Task objective: Only the lines running from the line with "Transcribe this image's" to the end of the records below belong in the answer, each copied exactly.

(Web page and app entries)
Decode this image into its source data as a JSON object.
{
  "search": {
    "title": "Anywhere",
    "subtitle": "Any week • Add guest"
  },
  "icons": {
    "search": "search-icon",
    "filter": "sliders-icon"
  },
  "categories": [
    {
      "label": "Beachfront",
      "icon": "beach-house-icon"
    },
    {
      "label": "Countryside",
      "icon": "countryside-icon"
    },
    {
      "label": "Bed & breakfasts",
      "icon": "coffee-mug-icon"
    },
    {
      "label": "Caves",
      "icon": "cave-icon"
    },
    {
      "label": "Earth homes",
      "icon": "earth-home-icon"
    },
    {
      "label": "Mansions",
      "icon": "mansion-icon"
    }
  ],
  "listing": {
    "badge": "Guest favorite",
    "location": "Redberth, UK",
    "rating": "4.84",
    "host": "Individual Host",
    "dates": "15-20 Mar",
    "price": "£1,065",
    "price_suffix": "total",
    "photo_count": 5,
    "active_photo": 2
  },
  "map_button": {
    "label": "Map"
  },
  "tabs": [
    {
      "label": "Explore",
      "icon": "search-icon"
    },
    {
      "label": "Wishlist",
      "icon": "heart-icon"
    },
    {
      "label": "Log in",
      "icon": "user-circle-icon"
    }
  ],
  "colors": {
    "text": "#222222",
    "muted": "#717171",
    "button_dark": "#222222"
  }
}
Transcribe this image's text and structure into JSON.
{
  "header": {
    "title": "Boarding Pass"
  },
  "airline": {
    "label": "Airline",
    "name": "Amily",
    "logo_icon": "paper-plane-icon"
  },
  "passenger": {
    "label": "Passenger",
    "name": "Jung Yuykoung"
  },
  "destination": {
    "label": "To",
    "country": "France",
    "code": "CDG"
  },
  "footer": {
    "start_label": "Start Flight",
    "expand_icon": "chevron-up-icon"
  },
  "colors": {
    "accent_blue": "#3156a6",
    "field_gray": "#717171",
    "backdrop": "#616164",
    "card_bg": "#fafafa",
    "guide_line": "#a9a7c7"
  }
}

Task result:
Transcribe this image's text and structure into JSON.
{
  "header": {
    "title": "Boarding Pass"
  },
  "airline": {
    "label": "Airline",
    "name": "Amily",
    "logo_icon": "paper-plane-icon"
  },
  "passenger": {
    "label": "Passenger",
    "name": "Jung Yuykoung"
  },
  "destination": {
    "label": "To",
    "country": "France",
    "code": "CDG"
  },
  "footer": {
    "start_label": "Start Flight",
    "expand_icon": "chevron-up-icon"
  },
  "colors": {
    "accent_blue": "#3156a6",
    "field_gray": "#717171",
    "backdrop": "#616164",
    "card_bg": "#fafafa",
    "guide_line": "#a9a7c7"
  }
}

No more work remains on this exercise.